* [What to do]
Reproduce every entry exactly as written.

==*==

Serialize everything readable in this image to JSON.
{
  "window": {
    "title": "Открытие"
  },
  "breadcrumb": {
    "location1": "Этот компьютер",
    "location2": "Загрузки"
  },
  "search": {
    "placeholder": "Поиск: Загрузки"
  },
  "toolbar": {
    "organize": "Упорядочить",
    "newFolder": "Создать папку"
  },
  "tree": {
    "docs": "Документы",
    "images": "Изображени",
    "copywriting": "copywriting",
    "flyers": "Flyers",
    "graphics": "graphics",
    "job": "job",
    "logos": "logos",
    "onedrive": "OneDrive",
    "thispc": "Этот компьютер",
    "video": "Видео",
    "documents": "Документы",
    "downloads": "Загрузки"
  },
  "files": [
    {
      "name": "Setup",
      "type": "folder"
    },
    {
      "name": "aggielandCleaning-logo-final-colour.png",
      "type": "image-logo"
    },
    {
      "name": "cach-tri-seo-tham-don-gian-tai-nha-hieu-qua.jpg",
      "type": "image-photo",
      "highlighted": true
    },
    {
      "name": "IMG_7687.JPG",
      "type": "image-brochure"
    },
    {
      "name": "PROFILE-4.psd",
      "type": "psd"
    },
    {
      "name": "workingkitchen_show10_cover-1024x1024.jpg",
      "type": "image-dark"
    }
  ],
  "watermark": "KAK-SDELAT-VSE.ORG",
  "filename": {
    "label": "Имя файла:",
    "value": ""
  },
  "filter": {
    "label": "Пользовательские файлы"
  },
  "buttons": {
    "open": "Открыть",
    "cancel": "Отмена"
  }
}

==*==

* [Completed task]
Serialize everything readable in this image to JSON.
{
  "window": {
    "title": "Открытие"
  },
  "breadcrumb": {
    "location1": "Этот компьютер",
    "location2": "Загрузки"
  },
  "search": {
    "placeholder": "Поиск: Загрузки"
  },
  "toolbar": {
    "organize": "Упорядочить",
    "newFolder": "Создать папку"
  },
  "tree": {
    "docs": "Документы",
    "images": "Изображени",
    "copywriting": "copywriting",
    "flyers": "Flyers",
    "graphics": "graphics",
    "job": "job",
    "logos": "logos",
    "onedrive": "OneDrive",
    "thispc": "Этот компьютер",
    "video": "Видео",
    "documents": "Документы",
    "downloads": "Загрузки"
  },
  "files": [
    {
      "name": "Setup",
      "type": "folder"
    },
    {
      "name": "aggielandCleaning-logo-final-colour.png",
      "type": "image-logo"
    },
    {
      "name": "cach-tri-seo-tham-don-gian-tai-nha-hieu-qua.jpg",
      "type": "image-photo",
      "highlighted": true
    },
    {
      "name": "IMG_7687.JPG",
      "type": "image-brochure"
    },
    {
      "name": "PROFILE-4.psd",
      "type": "psd"
    },
    {
      "name": "workingkitchen_show10_cover-1024x1024.jpg",
      "type": "image-dark"
    }
  ],
  "watermark": "KAK-SDELAT-VSE.ORG",
  "filename": {
    "label": "Имя файла:",
    "value": ""
  },
  "filter": {
    "label": "Пользовательские файлы"
  },
  "buttons": {
    "open": "Открыть",
    "cancel": "Отмена"
  }
}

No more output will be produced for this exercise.